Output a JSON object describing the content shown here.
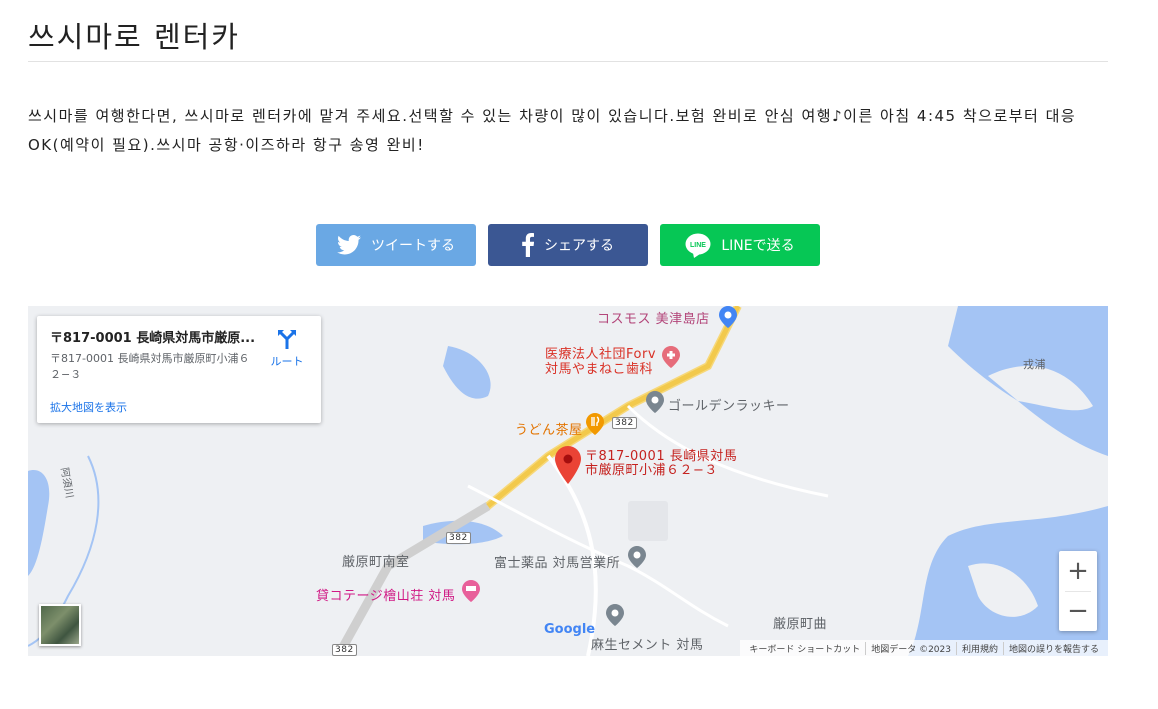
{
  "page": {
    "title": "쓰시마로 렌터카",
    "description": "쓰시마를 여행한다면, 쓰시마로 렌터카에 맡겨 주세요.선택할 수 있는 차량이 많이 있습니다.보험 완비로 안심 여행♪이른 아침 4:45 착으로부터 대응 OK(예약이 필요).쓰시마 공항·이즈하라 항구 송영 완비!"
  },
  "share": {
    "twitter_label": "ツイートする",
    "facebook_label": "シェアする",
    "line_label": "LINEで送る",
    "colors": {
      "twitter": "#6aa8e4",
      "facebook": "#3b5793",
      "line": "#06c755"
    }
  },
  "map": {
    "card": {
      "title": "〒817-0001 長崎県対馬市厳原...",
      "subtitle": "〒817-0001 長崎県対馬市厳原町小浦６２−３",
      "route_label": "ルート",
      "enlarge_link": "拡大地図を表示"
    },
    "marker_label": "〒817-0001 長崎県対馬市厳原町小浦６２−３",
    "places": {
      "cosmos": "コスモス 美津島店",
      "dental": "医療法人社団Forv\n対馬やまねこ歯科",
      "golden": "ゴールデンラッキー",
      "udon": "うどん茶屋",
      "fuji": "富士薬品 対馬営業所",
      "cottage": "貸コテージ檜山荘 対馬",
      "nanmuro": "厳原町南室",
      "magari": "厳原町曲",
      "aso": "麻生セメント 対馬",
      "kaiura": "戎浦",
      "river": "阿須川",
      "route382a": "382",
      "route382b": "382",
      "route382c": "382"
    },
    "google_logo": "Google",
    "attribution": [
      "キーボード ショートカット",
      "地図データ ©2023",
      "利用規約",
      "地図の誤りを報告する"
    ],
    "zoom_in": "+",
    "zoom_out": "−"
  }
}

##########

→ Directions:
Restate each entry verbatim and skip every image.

→ Answer:
Output a JSON object describing the content shown here.
{
  "page": {
    "title": "쓰시마로 렌터카",
    "description": "쓰시마를 여행한다면, 쓰시마로 렌터카에 맡겨 주세요.선택할 수 있는 차량이 많이 있습니다.보험 완비로 안심 여행♪이른 아침 4:45 착으로부터 대응 OK(예약이 필요).쓰시마 공항·이즈하라 항구 송영 완비!"
  },
  "share": {
    "twitter_label": "ツイートする",
    "facebook_label": "シェアする",
    "line_label": "LINEで送る",
    "colors": {
      "twitter": "#6aa8e4",
      "facebook": "#3b5793",
      "line": "#06c755"
    }
  },
  "map": {
    "card": {
      "title": "〒817-0001 長崎県対馬市厳原...",
      "subtitle": "〒817-0001 長崎県対馬市厳原町小浦６２−３",
      "route_label": "ルート",
      "enlarge_link": "拡大地図を表示"
    },
    "marker_label": "〒817-0001 長崎県対馬市厳原町小浦６２−３",
    "places": {
      "cosmos": "コスモス 美津島店",
      "dental": "医療法人社団Forv\n対馬やまねこ歯科",
      "golden": "ゴールデンラッキー",
      "udon": "うどん茶屋",
      "fuji": "富士薬品 対馬営業所",
      "cottage": "貸コテージ檜山荘 対馬",
      "nanmuro": "厳原町南室",
      "magari": "厳原町曲",
      "aso": "麻生セメント 対馬",
      "kaiura": "戎浦",
      "river": "阿須川",
      "route382a": "382",
      "route382b": "382",
      "route382c": "382"
    },
    "google_logo": "Google",
    "attribution": [
      "キーボード ショートカット",
      "地図データ ©2023",
      "利用規約",
      "地図の誤りを報告する"
    ],
    "zoom_in": "+",
    "zoom_out": "−"
  }
}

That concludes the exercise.